A decision to keep dairy cows in the same space with poultry is paying off for Edward Mainga with the cow dung providing worms for the chicken while the chicken turns the dung into manure that is used to grow fodder for the cows a venture that has not only increased milk and egg production but also seen him reduce labour costs.

But it wasn’t always this way for the Kisii farmer. When he decided to venture into dairy farming in 2006, he bought one superior dairy cow through a Dairy Cow Common Interest Group, a revolving fund that assisted farmers access high yielding cattle variety. But two years into the trade, things started going south.  The dry spell took their toll on fodder with the situation being exacerbated by unprecedented rise in feed prices.  

But after attending farmer training sessions. he learnt how to tame production costs while maximizing yields through diversification. “I had a two acre piece of land but I realized how much I was wasting my land on. I learnt how invest in various farming techniques in order to spread my risks,” said Mainga. “I decided to produce my own feeds using the Farm yard manure. I use the decomposed dung which has proved very effective’’.

Through his own innovations, Edward decided to integrate local poultry farming with dairying. He collects the fresh dung from the zero grazing units and spreads it in the local chicken run. As the dung decomposes the chicken keep on turning the matter as they search for maggots / worms and other insects for feeding.

The run is strategically sited at a banana plot. The bananas too are reaping nutrient from the manure prepared. These bananas offer canopy protection of young chicks from predators like the hawks. The run has perimeter fence made of the chicken mesh offering further predator protection and preventing the birds from destroying other crops in the kitchen garden and in the neighbours’ farms.

The chicken serves to provide labour through turning the dung into manure and also weeding the banana plot through scratching the matter. The continued scratching ‘matures’ the manure faster. The ready manure is carried to the fodder and crop  plots much easily as it is lighter in weight. Surplus manure is sold to neighbours.

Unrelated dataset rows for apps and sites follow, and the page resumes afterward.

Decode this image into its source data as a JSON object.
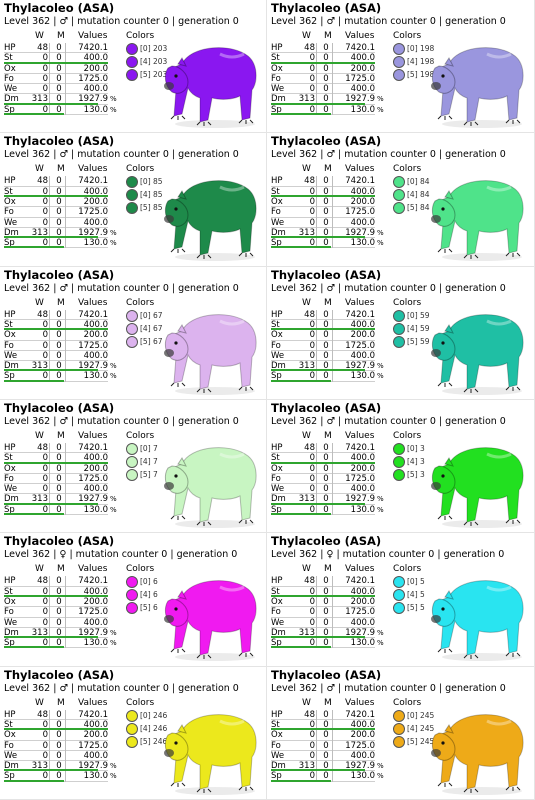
{
  "stat_headers": {
    "w": "W",
    "m": "M",
    "values": "Values",
    "colors": "Colors"
  },
  "cards": [
    {
      "title": "Thylacoleo (ASA)",
      "info": "Level 362 | ♂ | mutation counter 0 | generation 0",
      "accent": "#8a17f0",
      "stats": [
        {
          "label": "HP",
          "w": "48",
          "m": "0",
          "value": "7420.1",
          "unit": ""
        },
        {
          "label": "St",
          "w": "0",
          "m": "0",
          "value": "400.0",
          "unit": ""
        },
        {
          "label": "Ox",
          "w": "0",
          "m": "0",
          "value": "200.0",
          "unit": ""
        },
        {
          "label": "Fo",
          "w": "0",
          "m": "0",
          "value": "1725.0",
          "unit": ""
        },
        {
          "label": "We",
          "w": "0",
          "m": "0",
          "value": "400.0",
          "unit": ""
        },
        {
          "label": "Dm",
          "w": "313",
          "m": "0",
          "value": "1927.9",
          "unit": "%"
        },
        {
          "label": "Sp",
          "w": "0",
          "m": "0",
          "value": "130.0",
          "unit": "%"
        }
      ],
      "colors": [
        {
          "label": "[0] 203",
          "hex": "#8a17f0"
        },
        {
          "label": "[4] 203",
          "hex": "#8a17f0"
        },
        {
          "label": "[5] 203",
          "hex": "#8a17f0"
        }
      ]
    },
    {
      "title": "Thylacoleo (ASA)",
      "info": "Level 362 | ♂ | mutation counter 0 | generation 0",
      "accent": "#9a96de",
      "stats": [
        {
          "label": "HP",
          "w": "48",
          "m": "0",
          "value": "7420.1",
          "unit": ""
        },
        {
          "label": "St",
          "w": "0",
          "m": "0",
          "value": "400.0",
          "unit": ""
        },
        {
          "label": "Ox",
          "w": "0",
          "m": "0",
          "value": "200.0",
          "unit": ""
        },
        {
          "label": "Fo",
          "w": "0",
          "m": "0",
          "value": "1725.0",
          "unit": ""
        },
        {
          "label": "We",
          "w": "0",
          "m": "0",
          "value": "400.0",
          "unit": ""
        },
        {
          "label": "Dm",
          "w": "313",
          "m": "0",
          "value": "1927.9",
          "unit": "%"
        },
        {
          "label": "Sp",
          "w": "0",
          "m": "0",
          "value": "130.0",
          "unit": "%"
        }
      ],
      "colors": [
        {
          "label": "[0] 198",
          "hex": "#9a96de"
        },
        {
          "label": "[4] 198",
          "hex": "#9a96de"
        },
        {
          "label": "[5] 198",
          "hex": "#9a96de"
        }
      ]
    },
    {
      "title": "Thylacoleo (ASA)",
      "info": "Level 362 | ♂ | mutation counter 0 | generation 0",
      "accent": "#1e8a4a",
      "stats": [
        {
          "label": "HP",
          "w": "48",
          "m": "0",
          "value": "7420.1",
          "unit": ""
        },
        {
          "label": "St",
          "w": "0",
          "m": "0",
          "value": "400.0",
          "unit": ""
        },
        {
          "label": "Ox",
          "w": "0",
          "m": "0",
          "value": "200.0",
          "unit": ""
        },
        {
          "label": "Fo",
          "w": "0",
          "m": "0",
          "value": "1725.0",
          "unit": ""
        },
        {
          "label": "We",
          "w": "0",
          "m": "0",
          "value": "400.0",
          "unit": ""
        },
        {
          "label": "Dm",
          "w": "313",
          "m": "0",
          "value": "1927.9",
          "unit": "%"
        },
        {
          "label": "Sp",
          "w": "0",
          "m": "0",
          "value": "130.0",
          "unit": "%"
        }
      ],
      "colors": [
        {
          "label": "[0] 85",
          "hex": "#1e8a4a"
        },
        {
          "label": "[4] 85",
          "hex": "#1e8a4a"
        },
        {
          "label": "[5] 85",
          "hex": "#1e8a4a"
        }
      ]
    },
    {
      "title": "Thylacoleo (ASA)",
      "info": "Level 362 | ♂ | mutation counter 0 | generation 0",
      "accent": "#4fe38a",
      "stats": [
        {
          "label": "HP",
          "w": "48",
          "m": "0",
          "value": "7420.1",
          "unit": ""
        },
        {
          "label": "St",
          "w": "0",
          "m": "0",
          "value": "400.0",
          "unit": ""
        },
        {
          "label": "Ox",
          "w": "0",
          "m": "0",
          "value": "200.0",
          "unit": ""
        },
        {
          "label": "Fo",
          "w": "0",
          "m": "0",
          "value": "1725.0",
          "unit": ""
        },
        {
          "label": "We",
          "w": "0",
          "m": "0",
          "value": "400.0",
          "unit": ""
        },
        {
          "label": "Dm",
          "w": "313",
          "m": "0",
          "value": "1927.9",
          "unit": "%"
        },
        {
          "label": "Sp",
          "w": "0",
          "m": "0",
          "value": "130.0",
          "unit": "%"
        }
      ],
      "colors": [
        {
          "label": "[0] 84",
          "hex": "#4fe38a"
        },
        {
          "label": "[4] 84",
          "hex": "#4fe38a"
        },
        {
          "label": "[5] 84",
          "hex": "#4fe38a"
        }
      ]
    },
    {
      "title": "Thylacoleo (ASA)",
      "info": "Level 362 | ♂ | mutation counter 0 | generation 0",
      "accent": "#dcb3ee",
      "stats": [
        {
          "label": "HP",
          "w": "48",
          "m": "0",
          "value": "7420.1",
          "unit": ""
        },
        {
          "label": "St",
          "w": "0",
          "m": "0",
          "value": "400.0",
          "unit": ""
        },
        {
          "label": "Ox",
          "w": "0",
          "m": "0",
          "value": "200.0",
          "unit": ""
        },
        {
          "label": "Fo",
          "w": "0",
          "m": "0",
          "value": "1725.0",
          "unit": ""
        },
        {
          "label": "We",
          "w": "0",
          "m": "0",
          "value": "400.0",
          "unit": ""
        },
        {
          "label": "Dm",
          "w": "313",
          "m": "0",
          "value": "1927.9",
          "unit": "%"
        },
        {
          "label": "Sp",
          "w": "0",
          "m": "0",
          "value": "130.0",
          "unit": "%"
        }
      ],
      "colors": [
        {
          "label": "[0] 67",
          "hex": "#dcb3ee"
        },
        {
          "label": "[4] 67",
          "hex": "#dcb3ee"
        },
        {
          "label": "[5] 67",
          "hex": "#dcb3ee"
        }
      ]
    },
    {
      "title": "Thylacoleo (ASA)",
      "info": "Level 362 | ♂ | mutation counter 0 | generation 0",
      "accent": "#1fbfa4",
      "stats": [
        {
          "label": "HP",
          "w": "48",
          "m": "0",
          "value": "7420.1",
          "unit": ""
        },
        {
          "label": "St",
          "w": "0",
          "m": "0",
          "value": "400.0",
          "unit": ""
        },
        {
          "label": "Ox",
          "w": "0",
          "m": "0",
          "value": "200.0",
          "unit": ""
        },
        {
          "label": "Fo",
          "w": "0",
          "m": "0",
          "value": "1725.0",
          "unit": ""
        },
        {
          "label": "We",
          "w": "0",
          "m": "0",
          "value": "400.0",
          "unit": ""
        },
        {
          "label": "Dm",
          "w": "313",
          "m": "0",
          "value": "1927.9",
          "unit": "%"
        },
        {
          "label": "Sp",
          "w": "0",
          "m": "0",
          "value": "130.0",
          "unit": "%"
        }
      ],
      "colors": [
        {
          "label": "[0] 59",
          "hex": "#1fbfa4"
        },
        {
          "label": "[4] 59",
          "hex": "#1fbfa4"
        },
        {
          "label": "[5] 59",
          "hex": "#1fbfa4"
        }
      ]
    },
    {
      "title": "Thylacoleo (ASA)",
      "info": "Level 362 | ♂ | mutation counter 0 | generation 0",
      "accent": "#c8f5c2",
      "stats": [
        {
          "label": "HP",
          "w": "48",
          "m": "0",
          "value": "7420.1",
          "unit": ""
        },
        {
          "label": "St",
          "w": "0",
          "m": "0",
          "value": "400.0",
          "unit": ""
        },
        {
          "label": "Ox",
          "w": "0",
          "m": "0",
          "value": "200.0",
          "unit": ""
        },
        {
          "label": "Fo",
          "w": "0",
          "m": "0",
          "value": "1725.0",
          "unit": ""
        },
        {
          "label": "We",
          "w": "0",
          "m": "0",
          "value": "400.0",
          "unit": ""
        },
        {
          "label": "Dm",
          "w": "313",
          "m": "0",
          "value": "1927.9",
          "unit": "%"
        },
        {
          "label": "Sp",
          "w": "0",
          "m": "0",
          "value": "130.0",
          "unit": "%"
        }
      ],
      "colors": [
        {
          "label": "[0] 7",
          "hex": "#c8f5c2"
        },
        {
          "label": "[4] 7",
          "hex": "#c8f5c2"
        },
        {
          "label": "[5] 7",
          "hex": "#c8f5c2"
        }
      ]
    },
    {
      "title": "Thylacoleo (ASA)",
      "info": "Level 362 | ♂ | mutation counter 0 | generation 0",
      "accent": "#22e020",
      "stats": [
        {
          "label": "HP",
          "w": "48",
          "m": "0",
          "value": "7420.1",
          "unit": ""
        },
        {
          "label": "St",
          "w": "0",
          "m": "0",
          "value": "400.0",
          "unit": ""
        },
        {
          "label": "Ox",
          "w": "0",
          "m": "0",
          "value": "200.0",
          "unit": ""
        },
        {
          "label": "Fo",
          "w": "0",
          "m": "0",
          "value": "1725.0",
          "unit": ""
        },
        {
          "label": "We",
          "w": "0",
          "m": "0",
          "value": "400.0",
          "unit": ""
        },
        {
          "label": "Dm",
          "w": "313",
          "m": "0",
          "value": "1927.9",
          "unit": "%"
        },
        {
          "label": "Sp",
          "w": "0",
          "m": "0",
          "value": "130.0",
          "unit": "%"
        }
      ],
      "colors": [
        {
          "label": "[0] 3",
          "hex": "#22e020"
        },
        {
          "label": "[4] 3",
          "hex": "#22e020"
        },
        {
          "label": "[5] 3",
          "hex": "#22e020"
        }
      ]
    },
    {
      "title": "Thylacoleo (ASA)",
      "info": "Level 362 | ♀ | mutation counter 0 | generation 0",
      "accent": "#f01af0",
      "stats": [
        {
          "label": "HP",
          "w": "48",
          "m": "0",
          "value": "7420.1",
          "unit": ""
        },
        {
          "label": "St",
          "w": "0",
          "m": "0",
          "value": "400.0",
          "unit": ""
        },
        {
          "label": "Ox",
          "w": "0",
          "m": "0",
          "value": "200.0",
          "unit": ""
        },
        {
          "label": "Fo",
          "w": "0",
          "m": "0",
          "value": "1725.0",
          "unit": ""
        },
        {
          "label": "We",
          "w": "0",
          "m": "0",
          "value": "400.0",
          "unit": ""
        },
        {
          "label": "Dm",
          "w": "313",
          "m": "0",
          "value": "1927.9",
          "unit": "%"
        },
        {
          "label": "Sp",
          "w": "0",
          "m": "0",
          "value": "130.0",
          "unit": "%"
        }
      ],
      "colors": [
        {
          "label": "[0] 6",
          "hex": "#f01af0"
        },
        {
          "label": "[4] 6",
          "hex": "#f01af0"
        },
        {
          "label": "[5] 6",
          "hex": "#f01af0"
        }
      ]
    },
    {
      "title": "Thylacoleo (ASA)",
      "info": "Level 362 | ♀ | mutation counter 0 | generation 0",
      "accent": "#29e4f0",
      "stats": [
        {
          "label": "HP",
          "w": "48",
          "m": "0",
          "value": "7420.1",
          "unit": ""
        },
        {
          "label": "St",
          "w": "0",
          "m": "0",
          "value": "400.0",
          "unit": ""
        },
        {
          "label": "Ox",
          "w": "0",
          "m": "0",
          "value": "200.0",
          "unit": ""
        },
        {
          "label": "Fo",
          "w": "0",
          "m": "0",
          "value": "1725.0",
          "unit": ""
        },
        {
          "label": "We",
          "w": "0",
          "m": "0",
          "value": "400.0",
          "unit": ""
        },
        {
          "label": "Dm",
          "w": "313",
          "m": "0",
          "value": "1927.9",
          "unit": "%"
        },
        {
          "label": "Sp",
          "w": "0",
          "m": "0",
          "value": "130.0",
          "unit": "%"
        }
      ],
      "colors": [
        {
          "label": "[0] 5",
          "hex": "#29e4f0"
        },
        {
          "label": "[4] 5",
          "hex": "#29e4f0"
        },
        {
          "label": "[5] 5",
          "hex": "#29e4f0"
        }
      ]
    },
    {
      "title": "Thylacoleo (ASA)",
      "info": "Level 362 | ♂ | mutation counter 0 | generation 0",
      "accent": "#ece81c",
      "stats": [
        {
          "label": "HP",
          "w": "48",
          "m": "0",
          "value": "7420.1",
          "unit": ""
        },
        {
          "label": "St",
          "w": "0",
          "m": "0",
          "value": "400.0",
          "unit": ""
        },
        {
          "label": "Ox",
          "w": "0",
          "m": "0",
          "value": "200.0",
          "unit": ""
        },
        {
          "label": "Fo",
          "w": "0",
          "m": "0",
          "value": "1725.0",
          "unit": ""
        },
        {
          "label": "We",
          "w": "0",
          "m": "0",
          "value": "400.0",
          "unit": ""
        },
        {
          "label": "Dm",
          "w": "313",
          "m": "0",
          "value": "1927.9",
          "unit": "%"
        },
        {
          "label": "Sp",
          "w": "0",
          "m": "0",
          "value": "130.0",
          "unit": "%"
        }
      ],
      "colors": [
        {
          "label": "[0] 246",
          "hex": "#ece81c"
        },
        {
          "label": "[4] 246",
          "hex": "#ece81c"
        },
        {
          "label": "[5] 246",
          "hex": "#ece81c"
        }
      ]
    },
    {
      "title": "Thylacoleo (ASA)",
      "info": "Level 362 | ♂ | mutation counter 0 | generation 0",
      "accent": "#eeaa18",
      "stats": [
        {
          "label": "HP",
          "w": "48",
          "m": "0",
          "value": "7420.1",
          "unit": ""
        },
        {
          "label": "St",
          "w": "0",
          "m": "0",
          "value": "400.0",
          "unit": ""
        },
        {
          "label": "Ox",
          "w": "0",
          "m": "0",
          "value": "200.0",
          "unit": ""
        },
        {
          "label": "Fo",
          "w": "0",
          "m": "0",
          "value": "1725.0",
          "unit": ""
        },
        {
          "label": "We",
          "w": "0",
          "m": "0",
          "value": "400.0",
          "unit": ""
        },
        {
          "label": "Dm",
          "w": "313",
          "m": "0",
          "value": "1927.9",
          "unit": "%"
        },
        {
          "label": "Sp",
          "w": "0",
          "m": "0",
          "value": "130.0",
          "unit": "%"
        }
      ],
      "colors": [
        {
          "label": "[0] 245",
          "hex": "#eeaa18"
        },
        {
          "label": "[4] 245",
          "hex": "#eeaa18"
        },
        {
          "label": "[5] 245",
          "hex": "#eeaa18"
        }
      ]
    }
  ]
}
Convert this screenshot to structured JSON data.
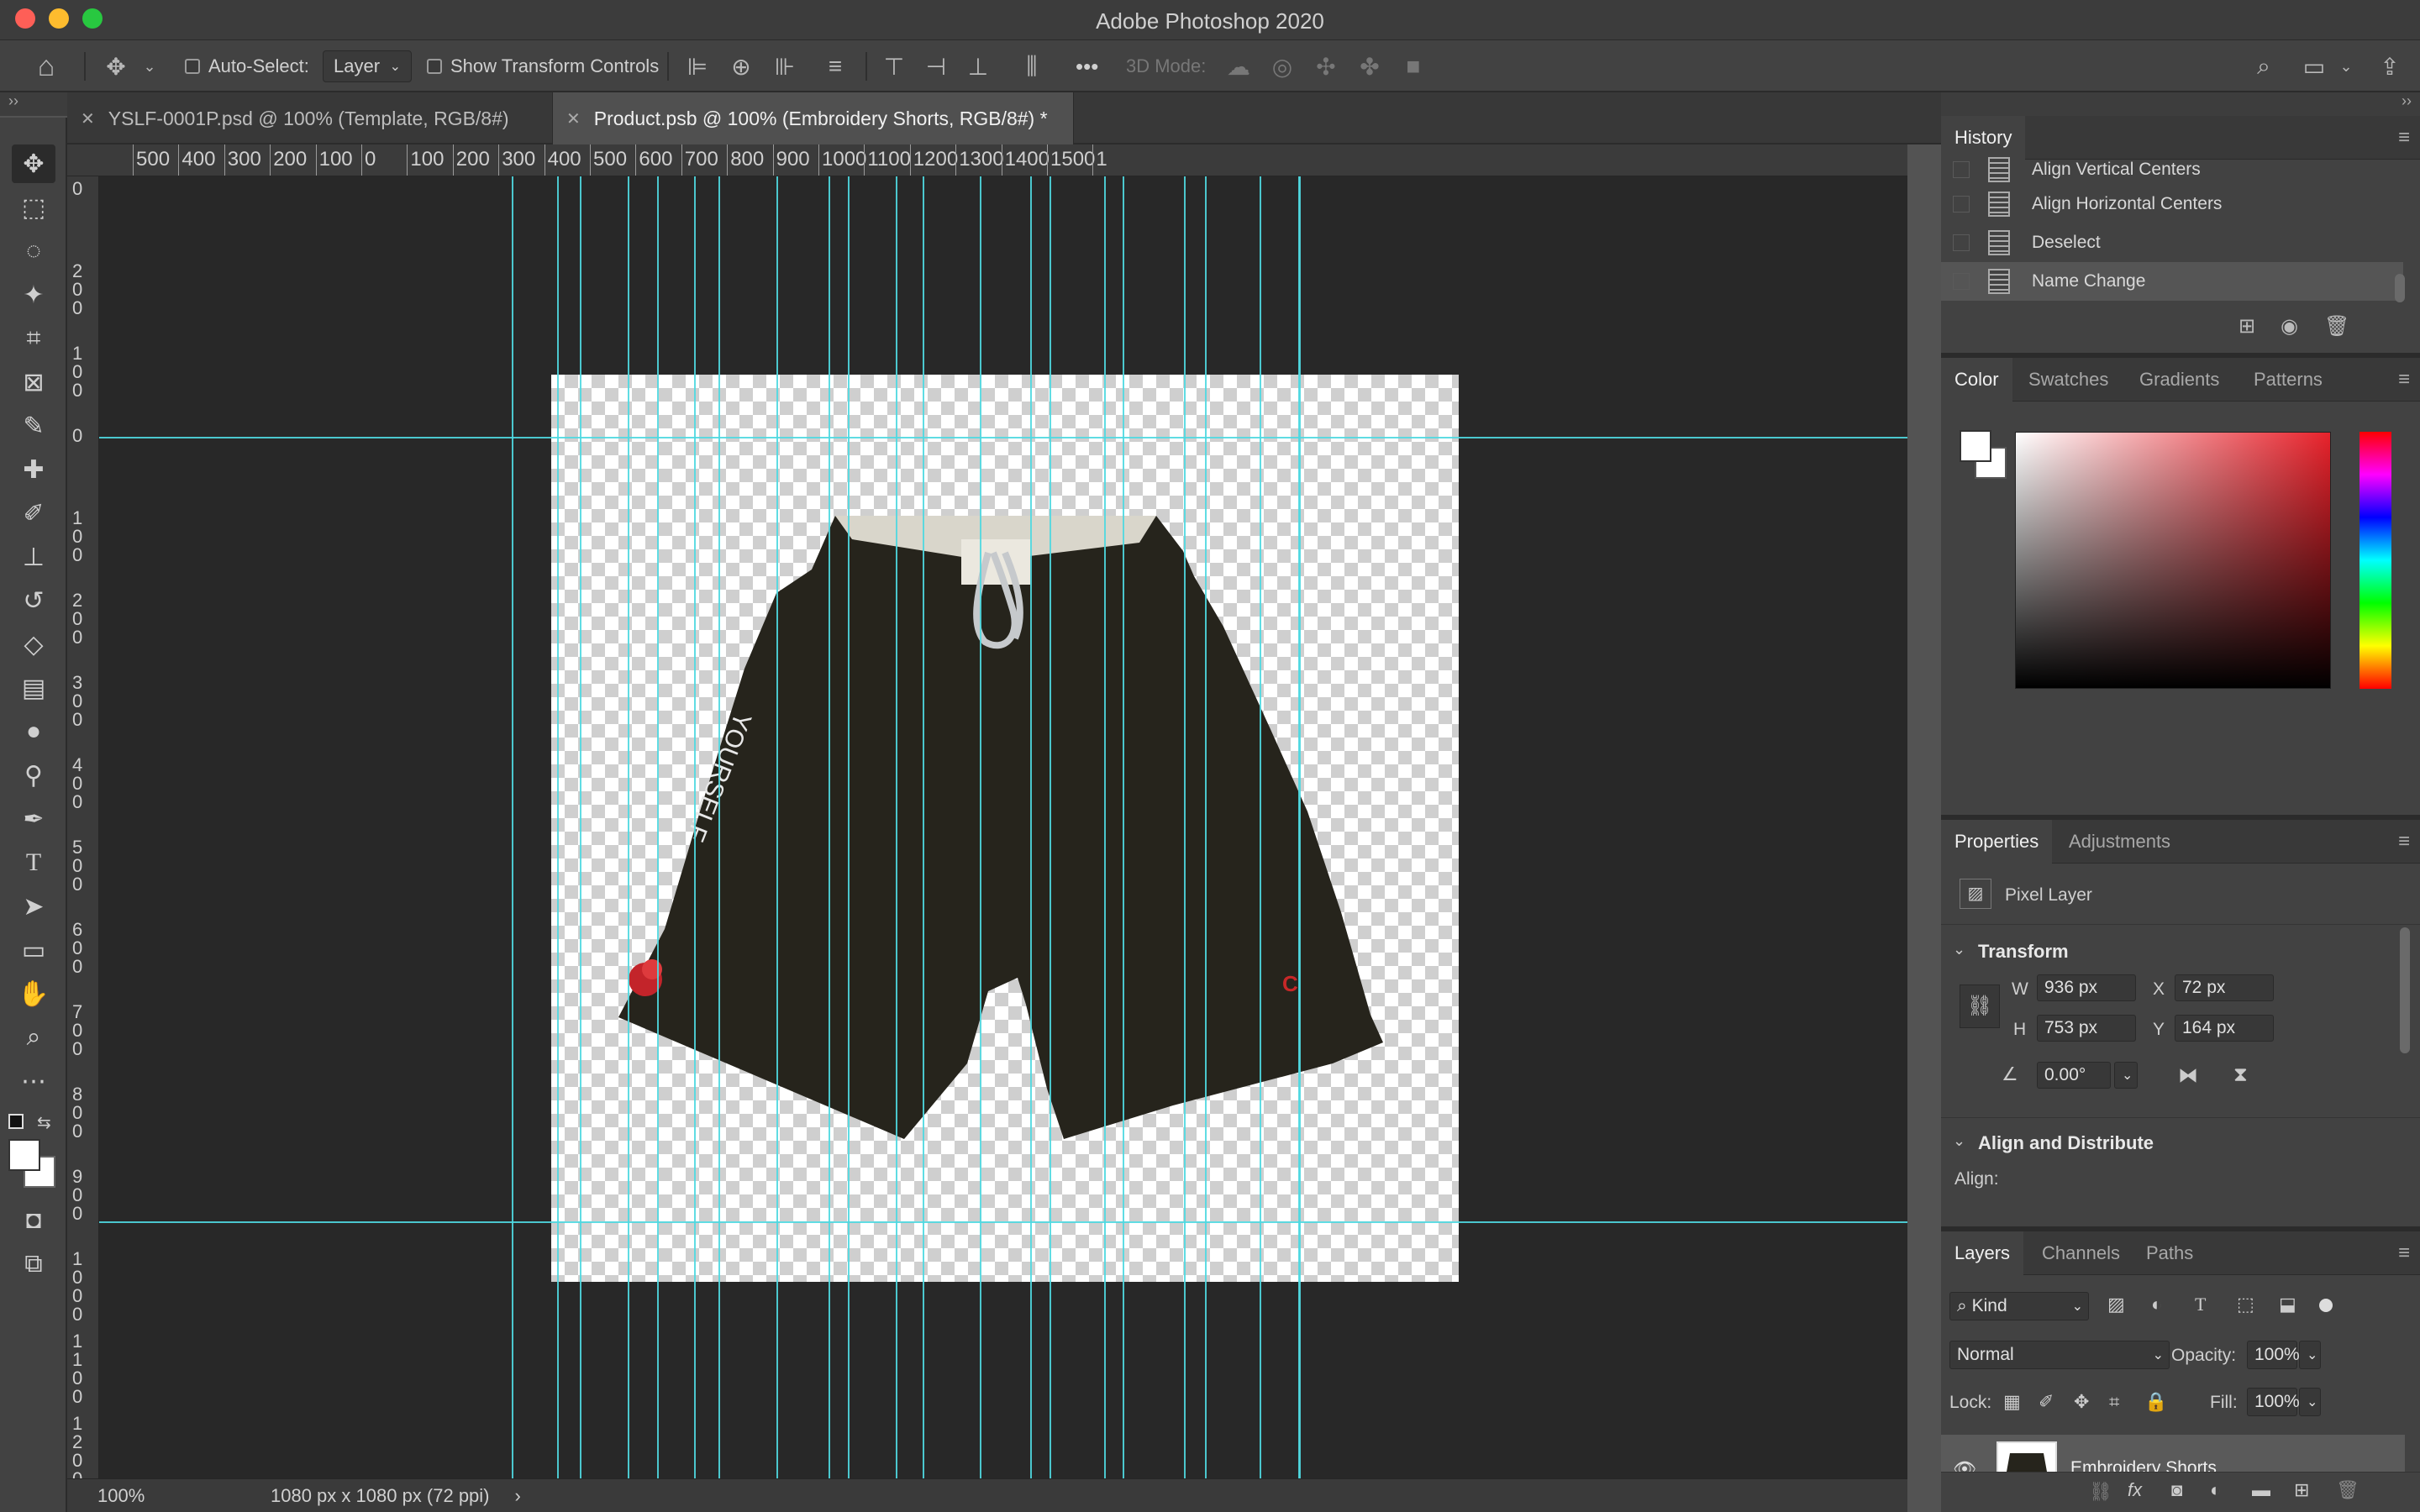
{
  "window": {
    "title": "Adobe Photoshop 2020"
  },
  "options_bar": {
    "auto_select_label": "Auto-Select:",
    "layer_dropdown": "Layer",
    "show_transform_label": "Show Transform Controls",
    "more_label": "•••",
    "three_d_label": "3D Mode:"
  },
  "tabs": [
    {
      "label": "YSLF-0001P.psd @ 100% (Template, RGB/8#)"
    },
    {
      "label": "Product.psb @ 100% (Embroidery Shorts, RGB/8#) *"
    }
  ],
  "ruler_top": [
    "500",
    "400",
    "300",
    "200",
    "100",
    "0",
    "100",
    "200",
    "300",
    "400",
    "500",
    "600",
    "700",
    "800",
    "900",
    "1000",
    "1100",
    "1200",
    "1300",
    "1400",
    "1500",
    "1"
  ],
  "ruler_left": [
    "0",
    "2\n0\n0",
    "1\n0\n0",
    "0",
    "1\n0\n0",
    "2\n0\n0",
    "3\n0\n0",
    "4\n0\n0",
    "5\n0\n0",
    "6\n0\n0",
    "7\n0\n0",
    "8\n0\n0",
    "9\n0\n0",
    "1\n0\n0\n0",
    "1\n1\n0\n0",
    "1\n2\n0\n0"
  ],
  "status": {
    "zoom": "100%",
    "doc_size": "1080 px x 1080 px (72 ppi)",
    "arrow": "›"
  },
  "history": {
    "tab": "History",
    "items": [
      "Align Vertical Centers",
      "Align Horizontal Centers",
      "Deselect",
      "Name Change"
    ]
  },
  "color_panel": {
    "tabs": [
      "Color",
      "Swatches",
      "Gradients",
      "Patterns"
    ]
  },
  "properties": {
    "tabs": [
      "Properties",
      "Adjustments"
    ],
    "layer_type": "Pixel Layer",
    "transform_title": "Transform",
    "w_label": "W",
    "w": "936 px",
    "x_label": "X",
    "x": "72 px",
    "h_label": "H",
    "h": "753 px",
    "y_label": "Y",
    "y": "164 px",
    "angle": "0.00°",
    "align_title": "Align and Distribute",
    "align_label": "Align:"
  },
  "layers": {
    "tabs": [
      "Layers",
      "Channels",
      "Paths"
    ],
    "kind": "Kind",
    "blend": "Normal",
    "opacity_label": "Opacity:",
    "opacity": "100%",
    "lock_label": "Lock:",
    "fill_label": "Fill:",
    "fill": "100%",
    "layer_name": "Embroidery Shorts"
  },
  "artwork": {
    "shorts_text": "YOURSELF"
  },
  "colors": {
    "guide": "#4fd8e0",
    "panel": "#424242",
    "canvas_bg": "#282828"
  }
}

Mainga reports that this kind of practice has assisted him reduce labour cost by upto 40 percent while increasing his income from Sh2, 000 that he used to earn monthly through sale of milk and his bananas to Sh20,000. “I now intend to utilize all the space in the farm by building more poultry pens and cow sheds. If one cow and ten chicken can earn me Sh20,000 I intend to earn Sh500,000 if I expand,” said Mainga.